From the listing below, copy every line with the word "title".

BEGIN

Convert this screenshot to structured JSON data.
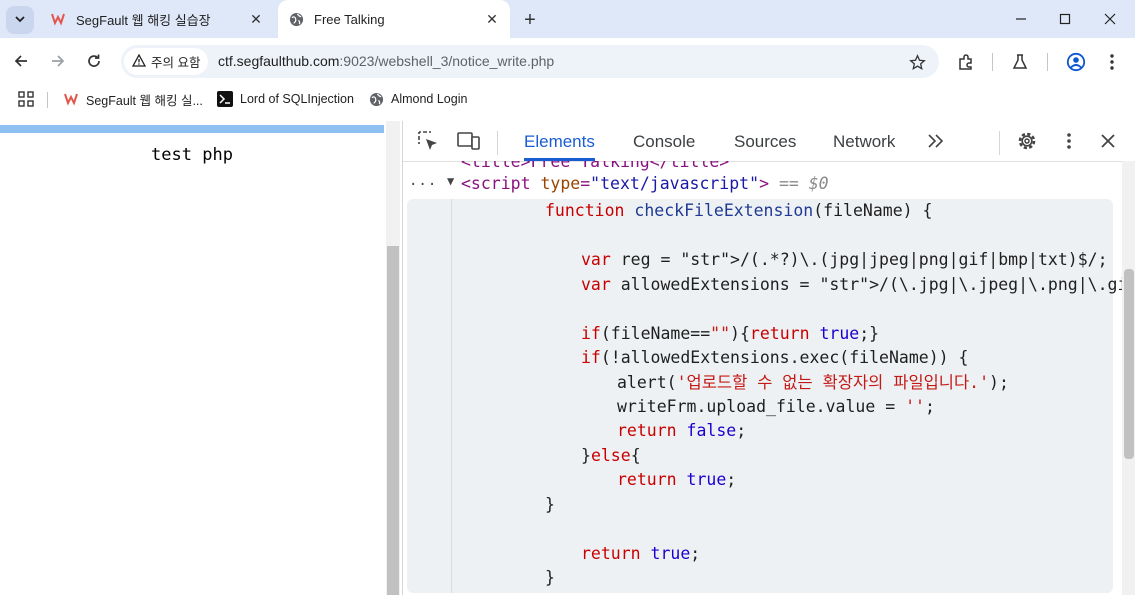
{
  "tabs": [
    {
      "title": "SegFault 웹 해킹 실습장",
      "active": false
    },
    {
      "title": "Free Talking",
      "active": true
    }
  ],
  "address_bar": {
    "security_chip": "주의 요함",
    "url_host": "ctf.segfaulthub.com",
    "url_path": ":9023/webshell_3/notice_write.php"
  },
  "bookmarks": [
    {
      "label": "SegFault 웹 해킹 실...",
      "icon": "segfault-logo-icon"
    },
    {
      "label": "Lord of SQLInjection",
      "icon": "terminal-icon"
    },
    {
      "label": "Almond Login",
      "icon": "globe-icon"
    }
  ],
  "page": {
    "body_text": "test php"
  },
  "devtools": {
    "tabs": [
      "Elements",
      "Console",
      "Sources",
      "Network"
    ],
    "active_tab": "Elements",
    "more_tabs": "»",
    "cut_line": "<title>Free Talking</title>",
    "dots": "...",
    "script_tag_open": "<script",
    "script_attr_name": "type",
    "script_attr_value": "\"text/javascript\"",
    "script_tag_close": ">",
    "selected_marker": "== $0",
    "code_lines": [
      "function checkFileExtension(fileName) {",
      "",
      "var reg = /(.*?)\\.(jpg|jpeg|png|gif|bmp|txt)$/;",
      "var allowedExtensions = /(\\.jpg|\\.jpeg|\\.png|\\.gif)$/i;",
      "",
      "if(fileName==\"\"){return true;}",
      "if(!allowedExtensions.exec(fileName)) {",
      "alert('업로드할 수 없는 확장자의 파일입니다.');",
      "writeFrm.upload_file.value = '';",
      "return false;",
      "}else{",
      "return true;",
      "}",
      "",
      "return true;",
      "}"
    ]
  },
  "colors": {
    "tabstrip_bg": "#dfe8f8",
    "active_devtools_tab": "#1a5cd1",
    "page_bar": "#8ec0f2",
    "code_bg": "#eef1f4"
  }
}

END

WORKED SOLUTION –
      "title": "SegFault 웹 해킹 실습장",
      "title": "Free Talking",
    "cut_line": "<title>Free Talking</title>",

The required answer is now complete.